When the whispering campaigns didn’t go away, Obama decided to confront them frontally. On June 12, 2008, his campaign team created a website called “Fight the Smears.” On the website Obama uploaded a scanned copy of his "Certificate of Live Birth," also called the short form birth certificate, which showed that he was born in Hawaii. The conspiracy theorists were not persuaded. They said the birth certificate was fake, was digitally altered to mask its forgery, and that it lacked the official stamp of the state of Hawaii.

 They said they wanted Obama’s original, “long form birth certificate.” In 2011 Obama requested that authorities in Hawaii release his original birth certificate, which was uploaded onto the White House website. But it didn’t placate the conspiracy theorists. They still said it was a forgery.

Do you find any parallels here between American birthers and Nigerian WASCers? In the past couple of election cycles that Buhari has run for president, no one has called his educational qualification into question. He wasn’t a real threat. The social, cultural, and political basis of his popularity derived from narrow primordial confines.  He was chiefly popular among the people of the extreme north, whose votes are not sufficient to win him a national election, the cocksure confidence of his fanatical supporters notwithstanding. But this election cycle is different. Buhari is riding on the crest of the fierce wave of popular discontent against Jonathan’s rank incompetence. 

About the only places Buhari isn’t wildly popular are the southeast and the deep south whose combined electoral strength isn’t sufficient to deny him a victory. So there is nakedly transparent panic in Aso Rock. What to do? Well, enlist the news media—and social media— to, like Obama “birthers,” manufacture a phony controversy over his eligibility to run for president. Put him on the defensive. Say he has no school certificate. Keep saying it until you cause him to defend himself. When he does defend himself, pick holes in his defense, however illogical and puerile this may be. Ask for proof of his graduation from a secondary school. When he provides the proof, impeach the credibility of the proof. Say it’s a forgery.

This strategy is intended to achieve two results. One, it would slow Buhari’s ferociously rising momentum. He is expected to be bogged down with trying to refute the layers of malicious falsehoods they will continue to throw at him. Second, by keeping the issue in the news cycle up until election day, seeds of doubt about Buhari’s education, eligibility, and integrity may grow into rejection of his candidacy, especially among the undecided.

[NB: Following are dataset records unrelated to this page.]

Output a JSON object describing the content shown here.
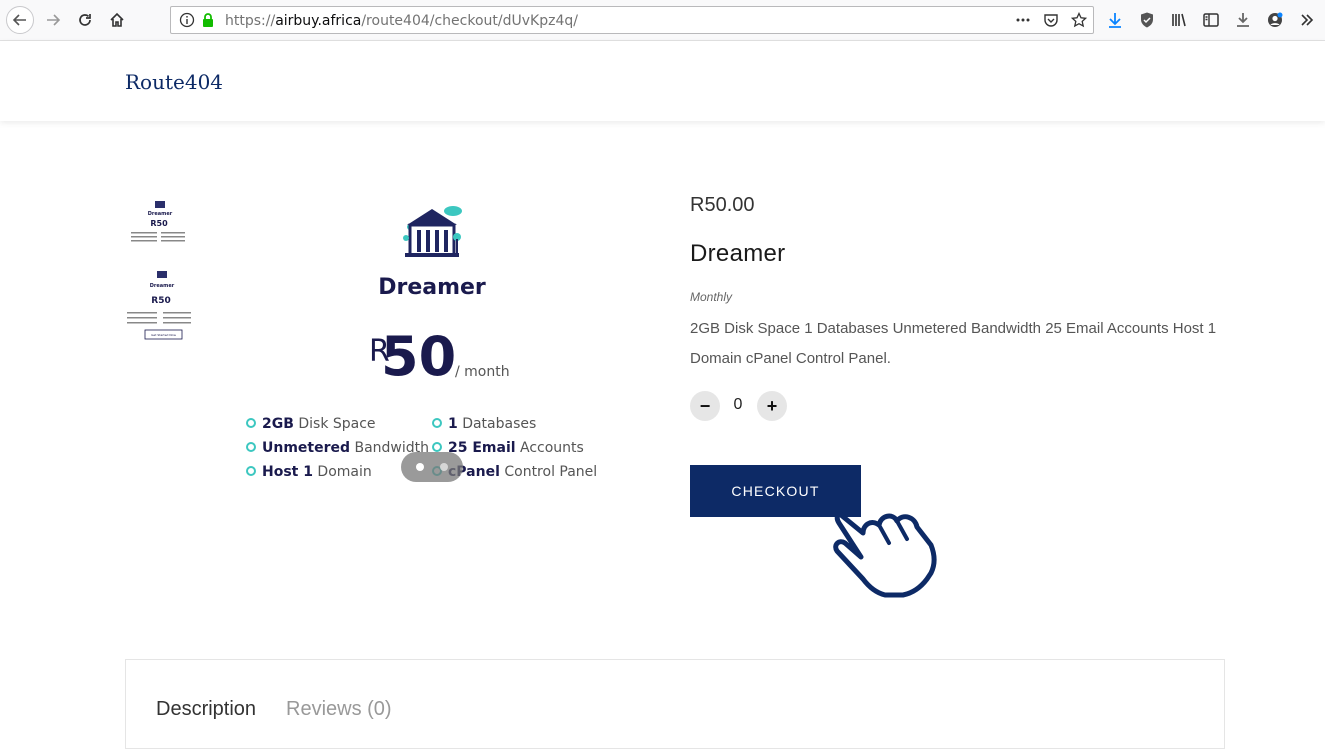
{
  "browser": {
    "url_prefix": "https://",
    "url_host": "airbuy.africa",
    "url_path": "/route404/checkout/dUvKpz4q/"
  },
  "site": {
    "title": "Route404"
  },
  "gallery": {
    "banner": {
      "plan_name": "Dreamer",
      "currency": "R",
      "amount": "50",
      "period": "/ month",
      "features": [
        {
          "bold": "2GB",
          "text": " Disk Space"
        },
        {
          "bold": "1",
          "text": " Databases"
        },
        {
          "bold": "Unmetered",
          "text": " Bandwidth"
        },
        {
          "bold": "25 Email",
          "text": " Accounts"
        },
        {
          "bold": "Host 1",
          "text": " Domain"
        },
        {
          "bold": "cPanel",
          "text": " Control Panel"
        }
      ]
    },
    "thumbnail_button": "Get Started Now"
  },
  "product": {
    "price": "R50.00",
    "name": "Dreamer",
    "billing": "Monthly",
    "description": "2GB Disk Space 1 Databases Unmetered Bandwidth 25 Email Accounts Host 1 Domain cPanel Control Panel.",
    "quantity": "0",
    "minus": "−",
    "plus": "+",
    "checkout_label": "CHECKOUT"
  },
  "tabs": [
    {
      "label": "Description"
    },
    {
      "label": "Reviews (0)"
    }
  ],
  "colors": {
    "brand": "#0d2a66",
    "accent": "#3cc7c0"
  }
}
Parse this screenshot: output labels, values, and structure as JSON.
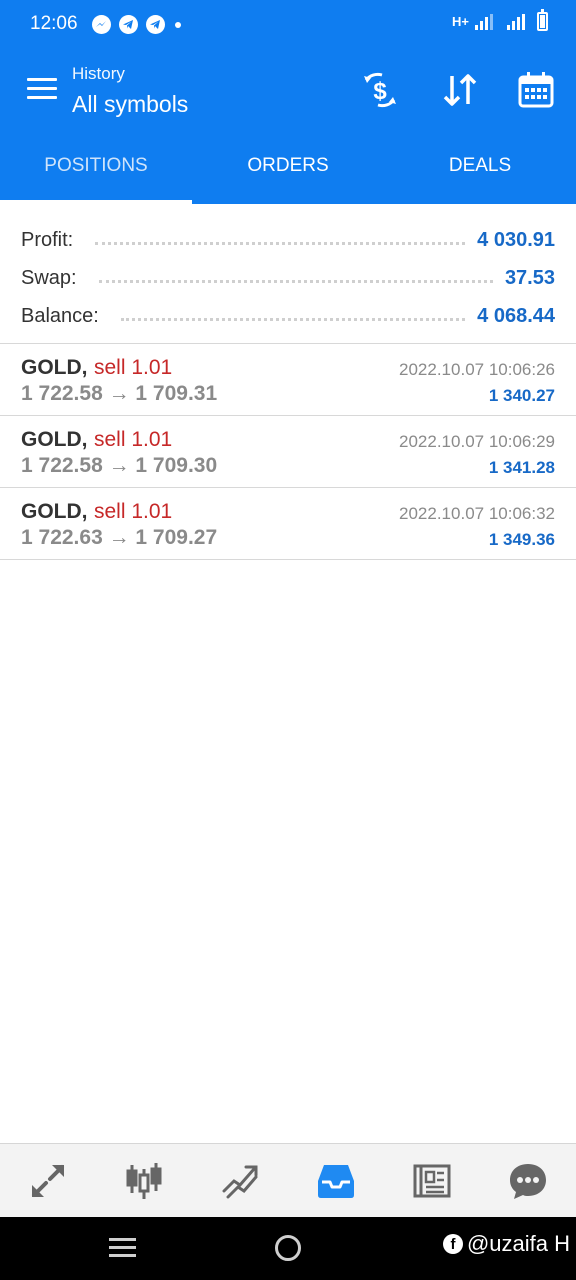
{
  "status_bar": {
    "time": "12:06",
    "network": "H+",
    "notification_icons": [
      "messenger-icon",
      "telegram-icon",
      "telegram-icon"
    ]
  },
  "app_bar": {
    "subtitle": "History",
    "title": "All symbols",
    "actions": [
      "currency-exchange-icon",
      "sort-icon",
      "calendar-icon"
    ]
  },
  "tabs": [
    {
      "label": "POSITIONS",
      "active": true
    },
    {
      "label": "ORDERS",
      "active": false
    },
    {
      "label": "DEALS",
      "active": false
    }
  ],
  "summary": {
    "profit_label": "Profit:",
    "profit_value": "4 030.91",
    "swap_label": "Swap:",
    "swap_value": "37.53",
    "balance_label": "Balance:",
    "balance_value": "4 068.44"
  },
  "deals": [
    {
      "symbol": "GOLD,",
      "type": "sell 1.01",
      "prices": "1 722.58 → 1 709.31",
      "time": "2022.10.07 10:06:26",
      "profit": "1 340.27"
    },
    {
      "symbol": "GOLD,",
      "type": "sell 1.01",
      "prices": "1 722.58 → 1 709.30",
      "time": "2022.10.07 10:06:29",
      "profit": "1 341.28"
    },
    {
      "symbol": "GOLD,",
      "type": "sell 1.01",
      "prices": "1 722.63 → 1 709.27",
      "time": "2022.10.07 10:06:32",
      "profit": "1 349.36"
    }
  ],
  "bottom_nav": {
    "items": [
      "quotes-icon",
      "chart-icon",
      "trade-icon",
      "history-icon",
      "news-icon",
      "chat-icon"
    ],
    "active": "history-icon"
  },
  "watermark": "@uzaifa H",
  "colors": {
    "primary": "#0f7df0",
    "value_blue": "#1769c7",
    "sell_red": "#c62828",
    "muted_gray": "#8a8a8a",
    "nav_bg": "#f3f3f3"
  }
}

But, like birthers in America, I doubt that Nigerian WASCers can derail the unrelenting march of Buhari’s momentum. I only hope that the Buhari campaign team doesn’t allow Jonathan’s spin doctors to continue to define the main conversations of this election season. There are more pressing issues we should be talking about than the “O” level certificates of presidential candidates.

It’s frankly silly to obsess about the “O” level school certificate of a man who not only rose to the pinnacle of his military career but became the head of state of his country. In all this, though, it is the Nigerian military’s public statement on this issue that bothers me deeply. When a national military that can’t defeat a gang of domestic terrorists gets embroiled in dirty politicking, you know you’re in really perilous times.